New Study Shows Treating Preexisting High Blood Pressure in Pregnancy Improves Maternal and Fetal Outcomes
The MetroHealth System participated in a new study that shows that treating chronic high blood pressure with medications is beneficial and safe for the mom and baby. The findings provide for the first time comprehensive, evidence-based data for treating non-severe forms of chronic hypertension during pregnancy.
More than 2% of pregnant women in the United States have chronic hypertension, or high blood pressure. Healthcare professionals agree that severe chronic hypertension during pregnancy should be treated with medications. However, whether to treat mild forms of chronic hypertension during pregnancy has led to a divide in medical recommendations for decades.
The Chronic Hypertension and Pregnancy trial, or CHAP, was funded by the National Heart, Lung, and Blood Institute. The randomized trial compared treating patients with mild chronic hypertension with medication versus no medications and evaluated the effects on maternal and fetal health.
The study results showed that treatment with medications improved pregnancy outcomes without compromising the baby’s growth and overall health.
“As high-risk pregnancy providers, we have known for decades that high blood pressure increases the risk of pregnancy complications, yet it was not clear whether using a medication would lower this risk or cause other problems. With these study results, we now have an answer,” said Kelly Gibson, MD, Director of Maternal Fetal Medicine and the site Principal Investigator of the study for MetroHeath. “The CHAP study shows us that treating patients with mild hypertension is safer for moms and does not increase complications for babies.”
Chronic hypertension increases the risk for pregnancy complications, including maternal and perinatal death. The condition is associated with a three- to five-times increased risk for preeclampsia, placental abruption, preterm birth, small for gestational age newborns and perinatal death. High blood pressure is also associated with a five- to 10-times increased risk for maternal death, heart failure, stroke, pulmonary edema and acute kidney injury.
Black mothers are disproportionately affected by chronic high blood pressure, so they consisted of almost 50% of the participants.
MetroHealth was one of more than 60 clinical sites for the study. The link to the full study can be found in the New England Journal of Medicine.

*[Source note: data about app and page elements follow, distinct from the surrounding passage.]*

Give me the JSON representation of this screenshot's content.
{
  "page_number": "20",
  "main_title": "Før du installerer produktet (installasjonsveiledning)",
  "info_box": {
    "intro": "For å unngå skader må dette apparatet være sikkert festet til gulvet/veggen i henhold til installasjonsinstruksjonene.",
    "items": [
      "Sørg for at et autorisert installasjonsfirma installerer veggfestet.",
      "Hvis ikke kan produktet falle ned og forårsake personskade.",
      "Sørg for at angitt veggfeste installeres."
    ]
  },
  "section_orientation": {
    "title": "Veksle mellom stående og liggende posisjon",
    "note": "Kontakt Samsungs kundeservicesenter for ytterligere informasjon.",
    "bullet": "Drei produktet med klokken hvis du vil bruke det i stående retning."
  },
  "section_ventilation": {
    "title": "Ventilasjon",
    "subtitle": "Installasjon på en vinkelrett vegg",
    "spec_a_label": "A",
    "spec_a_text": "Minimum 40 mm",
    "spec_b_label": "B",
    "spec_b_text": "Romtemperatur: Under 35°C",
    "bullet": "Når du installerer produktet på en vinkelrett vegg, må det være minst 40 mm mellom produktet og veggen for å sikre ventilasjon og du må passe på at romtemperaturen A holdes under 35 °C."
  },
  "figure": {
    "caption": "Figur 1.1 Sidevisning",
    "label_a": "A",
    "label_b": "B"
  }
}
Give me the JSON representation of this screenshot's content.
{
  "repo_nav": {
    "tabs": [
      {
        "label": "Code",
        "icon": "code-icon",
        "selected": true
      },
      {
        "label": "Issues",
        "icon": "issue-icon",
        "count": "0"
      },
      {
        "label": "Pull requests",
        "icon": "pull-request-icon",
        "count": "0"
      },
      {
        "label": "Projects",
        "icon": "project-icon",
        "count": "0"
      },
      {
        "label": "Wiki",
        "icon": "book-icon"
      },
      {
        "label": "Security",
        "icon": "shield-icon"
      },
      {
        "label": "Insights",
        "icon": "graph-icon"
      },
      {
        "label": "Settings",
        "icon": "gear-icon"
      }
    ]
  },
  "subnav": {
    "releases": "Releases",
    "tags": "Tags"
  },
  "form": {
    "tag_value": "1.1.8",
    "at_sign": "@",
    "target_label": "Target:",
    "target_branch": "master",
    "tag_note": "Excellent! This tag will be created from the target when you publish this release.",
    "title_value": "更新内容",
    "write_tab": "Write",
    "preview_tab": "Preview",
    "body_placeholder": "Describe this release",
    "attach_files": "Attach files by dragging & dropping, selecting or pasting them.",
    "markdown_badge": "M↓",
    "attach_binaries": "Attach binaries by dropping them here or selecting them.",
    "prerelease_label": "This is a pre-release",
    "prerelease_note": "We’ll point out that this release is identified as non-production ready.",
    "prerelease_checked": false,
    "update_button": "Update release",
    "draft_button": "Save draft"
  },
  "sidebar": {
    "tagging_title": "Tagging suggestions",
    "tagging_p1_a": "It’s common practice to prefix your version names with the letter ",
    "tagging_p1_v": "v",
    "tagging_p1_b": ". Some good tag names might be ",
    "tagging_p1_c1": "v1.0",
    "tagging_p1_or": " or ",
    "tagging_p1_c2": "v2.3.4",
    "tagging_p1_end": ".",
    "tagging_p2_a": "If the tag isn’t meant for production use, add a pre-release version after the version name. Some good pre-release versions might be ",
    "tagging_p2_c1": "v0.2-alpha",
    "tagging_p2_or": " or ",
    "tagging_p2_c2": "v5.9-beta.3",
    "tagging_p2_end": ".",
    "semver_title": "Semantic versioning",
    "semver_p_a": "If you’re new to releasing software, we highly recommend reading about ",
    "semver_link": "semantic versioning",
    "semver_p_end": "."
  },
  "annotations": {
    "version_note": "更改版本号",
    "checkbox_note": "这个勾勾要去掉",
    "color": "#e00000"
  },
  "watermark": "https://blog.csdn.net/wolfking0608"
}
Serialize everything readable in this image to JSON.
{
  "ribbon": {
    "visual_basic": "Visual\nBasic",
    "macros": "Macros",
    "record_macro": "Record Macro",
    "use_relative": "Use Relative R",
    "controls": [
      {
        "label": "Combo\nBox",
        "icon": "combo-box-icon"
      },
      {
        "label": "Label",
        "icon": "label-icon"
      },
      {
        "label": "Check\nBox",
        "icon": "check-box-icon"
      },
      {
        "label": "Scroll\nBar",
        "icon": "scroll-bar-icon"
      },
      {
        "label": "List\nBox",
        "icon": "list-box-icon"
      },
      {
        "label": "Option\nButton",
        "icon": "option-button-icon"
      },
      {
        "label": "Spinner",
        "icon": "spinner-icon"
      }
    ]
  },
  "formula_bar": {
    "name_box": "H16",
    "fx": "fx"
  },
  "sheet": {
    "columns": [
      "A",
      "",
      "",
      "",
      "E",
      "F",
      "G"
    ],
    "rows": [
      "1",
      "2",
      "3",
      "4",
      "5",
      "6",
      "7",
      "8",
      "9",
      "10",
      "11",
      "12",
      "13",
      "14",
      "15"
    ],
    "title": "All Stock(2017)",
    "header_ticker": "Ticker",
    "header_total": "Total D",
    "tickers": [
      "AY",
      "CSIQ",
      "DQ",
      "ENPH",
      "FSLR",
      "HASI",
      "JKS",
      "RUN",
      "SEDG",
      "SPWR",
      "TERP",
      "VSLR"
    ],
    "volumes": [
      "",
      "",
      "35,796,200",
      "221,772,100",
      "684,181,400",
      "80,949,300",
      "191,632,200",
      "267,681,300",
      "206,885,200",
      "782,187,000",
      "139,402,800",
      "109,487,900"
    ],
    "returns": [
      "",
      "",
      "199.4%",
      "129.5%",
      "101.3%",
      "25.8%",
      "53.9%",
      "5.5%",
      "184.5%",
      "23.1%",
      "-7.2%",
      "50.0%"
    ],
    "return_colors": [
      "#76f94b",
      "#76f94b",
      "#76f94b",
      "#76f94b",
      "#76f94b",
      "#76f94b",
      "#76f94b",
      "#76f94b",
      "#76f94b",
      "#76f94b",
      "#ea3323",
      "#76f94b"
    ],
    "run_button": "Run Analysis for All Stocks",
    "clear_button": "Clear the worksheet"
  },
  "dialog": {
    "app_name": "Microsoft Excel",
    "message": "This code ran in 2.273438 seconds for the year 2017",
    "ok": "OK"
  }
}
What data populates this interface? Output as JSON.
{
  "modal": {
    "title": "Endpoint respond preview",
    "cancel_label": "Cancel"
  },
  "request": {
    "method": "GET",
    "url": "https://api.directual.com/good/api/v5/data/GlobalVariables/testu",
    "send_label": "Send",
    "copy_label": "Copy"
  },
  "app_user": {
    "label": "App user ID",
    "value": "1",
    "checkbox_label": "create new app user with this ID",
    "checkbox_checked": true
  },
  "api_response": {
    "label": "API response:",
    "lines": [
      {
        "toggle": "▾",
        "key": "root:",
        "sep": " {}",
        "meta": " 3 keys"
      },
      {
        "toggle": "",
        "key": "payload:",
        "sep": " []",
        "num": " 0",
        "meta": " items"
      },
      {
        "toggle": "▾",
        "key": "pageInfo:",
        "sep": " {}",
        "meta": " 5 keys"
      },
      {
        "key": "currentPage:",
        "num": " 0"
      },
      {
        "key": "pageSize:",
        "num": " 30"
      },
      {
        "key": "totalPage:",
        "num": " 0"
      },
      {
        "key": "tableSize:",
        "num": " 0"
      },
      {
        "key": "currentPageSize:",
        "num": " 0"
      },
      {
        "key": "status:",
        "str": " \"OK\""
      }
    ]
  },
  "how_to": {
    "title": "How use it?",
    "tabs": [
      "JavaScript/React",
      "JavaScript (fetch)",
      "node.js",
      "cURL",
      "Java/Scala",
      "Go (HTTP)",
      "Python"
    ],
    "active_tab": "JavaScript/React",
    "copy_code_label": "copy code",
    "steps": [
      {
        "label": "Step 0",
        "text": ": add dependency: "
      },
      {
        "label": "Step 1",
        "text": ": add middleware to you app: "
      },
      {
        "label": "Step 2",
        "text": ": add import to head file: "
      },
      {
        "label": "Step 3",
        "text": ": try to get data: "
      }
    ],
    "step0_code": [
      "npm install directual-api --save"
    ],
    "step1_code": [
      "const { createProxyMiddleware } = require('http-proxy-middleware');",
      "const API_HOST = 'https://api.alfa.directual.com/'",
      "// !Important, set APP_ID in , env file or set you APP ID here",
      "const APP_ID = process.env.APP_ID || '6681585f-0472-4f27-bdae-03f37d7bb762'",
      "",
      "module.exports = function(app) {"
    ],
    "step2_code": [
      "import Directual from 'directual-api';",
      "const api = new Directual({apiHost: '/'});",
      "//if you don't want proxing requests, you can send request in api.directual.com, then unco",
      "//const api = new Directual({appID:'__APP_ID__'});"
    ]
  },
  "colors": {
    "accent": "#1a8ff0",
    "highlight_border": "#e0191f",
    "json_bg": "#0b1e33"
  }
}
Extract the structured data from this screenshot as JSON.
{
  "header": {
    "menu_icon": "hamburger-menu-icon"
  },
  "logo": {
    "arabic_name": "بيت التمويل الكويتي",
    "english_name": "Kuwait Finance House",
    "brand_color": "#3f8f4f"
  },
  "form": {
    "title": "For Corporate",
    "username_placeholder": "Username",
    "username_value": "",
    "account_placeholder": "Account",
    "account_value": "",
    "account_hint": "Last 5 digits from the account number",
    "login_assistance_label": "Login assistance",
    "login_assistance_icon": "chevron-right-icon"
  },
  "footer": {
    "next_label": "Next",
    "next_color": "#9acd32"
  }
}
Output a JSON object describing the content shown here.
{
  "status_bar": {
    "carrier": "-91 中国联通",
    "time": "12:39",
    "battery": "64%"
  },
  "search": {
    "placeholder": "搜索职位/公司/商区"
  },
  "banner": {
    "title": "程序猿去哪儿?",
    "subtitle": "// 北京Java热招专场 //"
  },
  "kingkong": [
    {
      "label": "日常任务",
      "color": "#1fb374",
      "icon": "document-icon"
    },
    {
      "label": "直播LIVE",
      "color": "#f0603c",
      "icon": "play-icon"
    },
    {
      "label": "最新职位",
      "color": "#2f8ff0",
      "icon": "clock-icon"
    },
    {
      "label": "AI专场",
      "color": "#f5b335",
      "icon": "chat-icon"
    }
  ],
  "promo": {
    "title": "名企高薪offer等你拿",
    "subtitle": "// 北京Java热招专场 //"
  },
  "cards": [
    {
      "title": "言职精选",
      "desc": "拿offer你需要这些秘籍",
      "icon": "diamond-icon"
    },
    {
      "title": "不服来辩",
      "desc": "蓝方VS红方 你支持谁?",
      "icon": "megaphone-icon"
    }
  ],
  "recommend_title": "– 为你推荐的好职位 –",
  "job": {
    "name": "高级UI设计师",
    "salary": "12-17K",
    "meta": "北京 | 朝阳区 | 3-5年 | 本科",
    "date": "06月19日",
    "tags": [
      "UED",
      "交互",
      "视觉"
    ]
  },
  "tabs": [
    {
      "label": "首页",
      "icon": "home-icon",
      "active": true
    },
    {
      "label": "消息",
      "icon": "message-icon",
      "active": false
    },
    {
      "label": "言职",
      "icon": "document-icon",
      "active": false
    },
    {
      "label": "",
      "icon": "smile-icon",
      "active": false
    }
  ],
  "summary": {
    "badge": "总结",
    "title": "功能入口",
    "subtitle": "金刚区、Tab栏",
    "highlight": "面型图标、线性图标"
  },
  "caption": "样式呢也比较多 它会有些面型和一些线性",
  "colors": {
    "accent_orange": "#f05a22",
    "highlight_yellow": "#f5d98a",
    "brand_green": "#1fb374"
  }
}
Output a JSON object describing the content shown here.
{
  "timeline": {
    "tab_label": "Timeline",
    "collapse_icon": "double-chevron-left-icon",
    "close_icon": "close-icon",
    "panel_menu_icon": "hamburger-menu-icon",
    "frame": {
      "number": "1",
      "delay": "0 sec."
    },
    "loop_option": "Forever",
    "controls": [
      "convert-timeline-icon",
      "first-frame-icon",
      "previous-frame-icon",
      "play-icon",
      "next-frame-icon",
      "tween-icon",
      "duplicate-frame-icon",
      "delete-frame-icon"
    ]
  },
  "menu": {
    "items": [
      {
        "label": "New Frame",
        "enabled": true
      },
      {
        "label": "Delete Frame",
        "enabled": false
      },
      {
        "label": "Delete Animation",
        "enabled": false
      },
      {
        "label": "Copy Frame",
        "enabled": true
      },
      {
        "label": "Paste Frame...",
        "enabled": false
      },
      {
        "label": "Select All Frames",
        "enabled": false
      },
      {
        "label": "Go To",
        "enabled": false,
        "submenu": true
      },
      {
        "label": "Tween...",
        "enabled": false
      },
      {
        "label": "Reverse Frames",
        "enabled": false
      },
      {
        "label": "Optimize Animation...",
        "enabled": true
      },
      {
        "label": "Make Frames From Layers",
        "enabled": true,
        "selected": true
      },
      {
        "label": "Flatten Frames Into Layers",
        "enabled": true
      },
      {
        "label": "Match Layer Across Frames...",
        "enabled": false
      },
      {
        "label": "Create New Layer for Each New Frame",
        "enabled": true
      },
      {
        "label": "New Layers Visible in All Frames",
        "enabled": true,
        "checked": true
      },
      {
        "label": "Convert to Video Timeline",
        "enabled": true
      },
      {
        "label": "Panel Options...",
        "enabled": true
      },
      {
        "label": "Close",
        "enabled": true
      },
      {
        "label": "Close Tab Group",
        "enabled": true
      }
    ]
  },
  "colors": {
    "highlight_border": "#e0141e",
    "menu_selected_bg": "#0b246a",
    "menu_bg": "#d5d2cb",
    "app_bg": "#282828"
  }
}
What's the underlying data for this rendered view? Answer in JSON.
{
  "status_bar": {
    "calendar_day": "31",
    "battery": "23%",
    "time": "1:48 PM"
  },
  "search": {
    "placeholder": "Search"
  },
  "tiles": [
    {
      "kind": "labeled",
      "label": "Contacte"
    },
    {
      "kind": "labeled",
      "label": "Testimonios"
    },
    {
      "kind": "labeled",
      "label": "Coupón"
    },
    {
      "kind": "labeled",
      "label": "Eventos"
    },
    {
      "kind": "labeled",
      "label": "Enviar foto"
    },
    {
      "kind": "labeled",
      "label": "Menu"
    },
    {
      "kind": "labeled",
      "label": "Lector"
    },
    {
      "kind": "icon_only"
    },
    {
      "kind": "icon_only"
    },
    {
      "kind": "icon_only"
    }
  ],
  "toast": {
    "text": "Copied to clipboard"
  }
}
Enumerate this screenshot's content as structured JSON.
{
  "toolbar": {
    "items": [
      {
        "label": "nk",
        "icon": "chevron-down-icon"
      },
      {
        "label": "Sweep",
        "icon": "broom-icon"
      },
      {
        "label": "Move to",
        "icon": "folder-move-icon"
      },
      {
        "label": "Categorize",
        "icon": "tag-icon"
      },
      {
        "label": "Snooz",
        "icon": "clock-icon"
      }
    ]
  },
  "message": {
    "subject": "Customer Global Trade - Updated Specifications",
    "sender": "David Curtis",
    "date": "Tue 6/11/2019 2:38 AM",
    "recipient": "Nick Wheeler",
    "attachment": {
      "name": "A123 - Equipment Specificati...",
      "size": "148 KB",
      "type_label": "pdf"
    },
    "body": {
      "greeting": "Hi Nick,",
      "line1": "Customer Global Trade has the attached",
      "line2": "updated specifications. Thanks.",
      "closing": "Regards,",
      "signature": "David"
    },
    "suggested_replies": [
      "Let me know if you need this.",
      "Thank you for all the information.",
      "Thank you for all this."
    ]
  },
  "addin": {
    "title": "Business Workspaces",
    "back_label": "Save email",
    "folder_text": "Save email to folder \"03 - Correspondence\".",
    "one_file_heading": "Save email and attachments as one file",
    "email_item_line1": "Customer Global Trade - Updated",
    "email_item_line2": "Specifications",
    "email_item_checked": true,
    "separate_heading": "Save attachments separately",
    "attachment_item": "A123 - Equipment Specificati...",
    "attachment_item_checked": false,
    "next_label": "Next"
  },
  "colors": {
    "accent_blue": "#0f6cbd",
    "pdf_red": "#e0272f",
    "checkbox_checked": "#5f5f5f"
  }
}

Founded in 1837, MetroHealth is leading the way to a healthier you and a healthier community through service, teaching, discovery, and teamwork. Cuyahoga County’s public, safety-net hospital system, MetroHealth meets people where they are, providing care through four hospitals, four emergency departments, and more than 20 health centers and 40 additional sites. Each day, our 8,000 employees focus on providing our community with equitable health care–through patient-focused research, access to care, and support services–that seeks to eradicate health disparities rooted in systematic barriers. For more information, visit metrohealth.org.